#### Exercise goal
In full and word for word, print the data below.

#### Data excerpts
+--

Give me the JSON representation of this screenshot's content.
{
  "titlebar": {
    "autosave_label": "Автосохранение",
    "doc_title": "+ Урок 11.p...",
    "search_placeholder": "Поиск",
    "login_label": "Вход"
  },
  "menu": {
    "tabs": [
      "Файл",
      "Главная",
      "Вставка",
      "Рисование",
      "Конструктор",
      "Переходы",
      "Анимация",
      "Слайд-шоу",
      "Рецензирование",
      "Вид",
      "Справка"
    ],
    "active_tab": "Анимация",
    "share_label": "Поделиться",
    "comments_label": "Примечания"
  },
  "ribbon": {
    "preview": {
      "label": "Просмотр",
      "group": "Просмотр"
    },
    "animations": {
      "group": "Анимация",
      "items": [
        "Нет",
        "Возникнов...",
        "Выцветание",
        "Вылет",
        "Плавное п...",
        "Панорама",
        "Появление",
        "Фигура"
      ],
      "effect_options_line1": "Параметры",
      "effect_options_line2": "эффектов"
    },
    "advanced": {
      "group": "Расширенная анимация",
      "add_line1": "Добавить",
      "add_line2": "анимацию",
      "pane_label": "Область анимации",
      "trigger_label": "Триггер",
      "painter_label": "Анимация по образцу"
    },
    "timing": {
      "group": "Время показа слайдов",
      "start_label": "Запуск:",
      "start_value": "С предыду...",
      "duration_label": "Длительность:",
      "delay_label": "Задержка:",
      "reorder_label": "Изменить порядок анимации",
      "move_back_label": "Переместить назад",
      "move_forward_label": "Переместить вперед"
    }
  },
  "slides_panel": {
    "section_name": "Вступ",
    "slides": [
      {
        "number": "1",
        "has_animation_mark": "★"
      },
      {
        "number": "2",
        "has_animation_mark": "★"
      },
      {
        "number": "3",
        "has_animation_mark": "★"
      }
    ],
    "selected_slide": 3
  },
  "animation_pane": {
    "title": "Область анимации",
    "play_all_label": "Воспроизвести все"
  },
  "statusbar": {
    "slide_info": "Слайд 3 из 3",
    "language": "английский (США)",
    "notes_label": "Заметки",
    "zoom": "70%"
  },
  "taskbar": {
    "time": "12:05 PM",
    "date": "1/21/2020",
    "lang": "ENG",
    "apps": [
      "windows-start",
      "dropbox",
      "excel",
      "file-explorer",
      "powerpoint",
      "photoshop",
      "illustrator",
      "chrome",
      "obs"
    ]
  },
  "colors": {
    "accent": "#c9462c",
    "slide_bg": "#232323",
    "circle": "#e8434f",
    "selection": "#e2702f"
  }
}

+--

#### Result
Give me the JSON representation of this screenshot's content.
{
  "titlebar": {
    "autosave_label": "Автосохранение",
    "doc_title": "+ Урок 11.p...",
    "search_placeholder": "Поиск",
    "login_label": "Вход"
  },
  "menu": {
    "tabs": [
      "Файл",
      "Главная",
      "Вставка",
      "Рисование",
      "Конструктор",
      "Переходы",
      "Анимация",
      "Слайд-шоу",
      "Рецензирование",
      "Вид",
      "Справка"
    ],
    "active_tab": "Анимация",
    "share_label": "Поделиться",
    "comments_label": "Примечания"
  },
  "ribbon": {
    "preview": {
      "label": "Просмотр",
      "group": "Просмотр"
    },
    "animations": {
      "group": "Анимация",
      "items": [
        "Нет",
        "Возникнов...",
        "Выцветание",
        "Вылет",
        "Плавное п...",
        "Панорама",
        "Появление",
        "Фигура"
      ],
      "effect_options_line1": "Параметры",
      "effect_options_line2": "эффектов"
    },
    "advanced": {
      "group": "Расширенная анимация",
      "add_line1": "Добавить",
      "add_line2": "анимацию",
      "pane_label": "Область анимации",
      "trigger_label": "Триггер",
      "painter_label": "Анимация по образцу"
    },
    "timing": {
      "group": "Время показа слайдов",
      "start_label": "Запуск:",
      "start_value": "С предыду...",
      "duration_label": "Длительность:",
      "delay_label": "Задержка:",
      "reorder_label": "Изменить порядок анимации",
      "move_back_label": "Переместить назад",
      "move_forward_label": "Переместить вперед"
    }
  },
  "slides_panel": {
    "section_name": "Вступ",
    "slides": [
      {
        "number": "1",
        "has_animation_mark": "★"
      },
      {
        "number": "2",
        "has_animation_mark": "★"
      },
      {
        "number": "3",
        "has_animation_mark": "★"
      }
    ],
    "selected_slide": 3
  },
  "animation_pane": {
    "title": "Область анимации",
    "play_all_label": "Воспроизвести все"
  },
  "statusbar": {
    "slide_info": "Слайд 3 из 3",
    "language": "английский (США)",
    "notes_label": "Заметки",
    "zoom": "70%"
  },
  "taskbar": {
    "time": "12:05 PM",
    "date": "1/21/2020",
    "lang": "ENG",
    "apps": [
      "windows-start",
      "dropbox",
      "excel",
      "file-explorer",
      "powerpoint",
      "photoshop",
      "illustrator",
      "chrome",
      "obs"
    ]
  },
  "colors": {
    "accent": "#c9462c",
    "slide_bg": "#232323",
    "circle": "#e8434f",
    "selection": "#e2702f"
  }
}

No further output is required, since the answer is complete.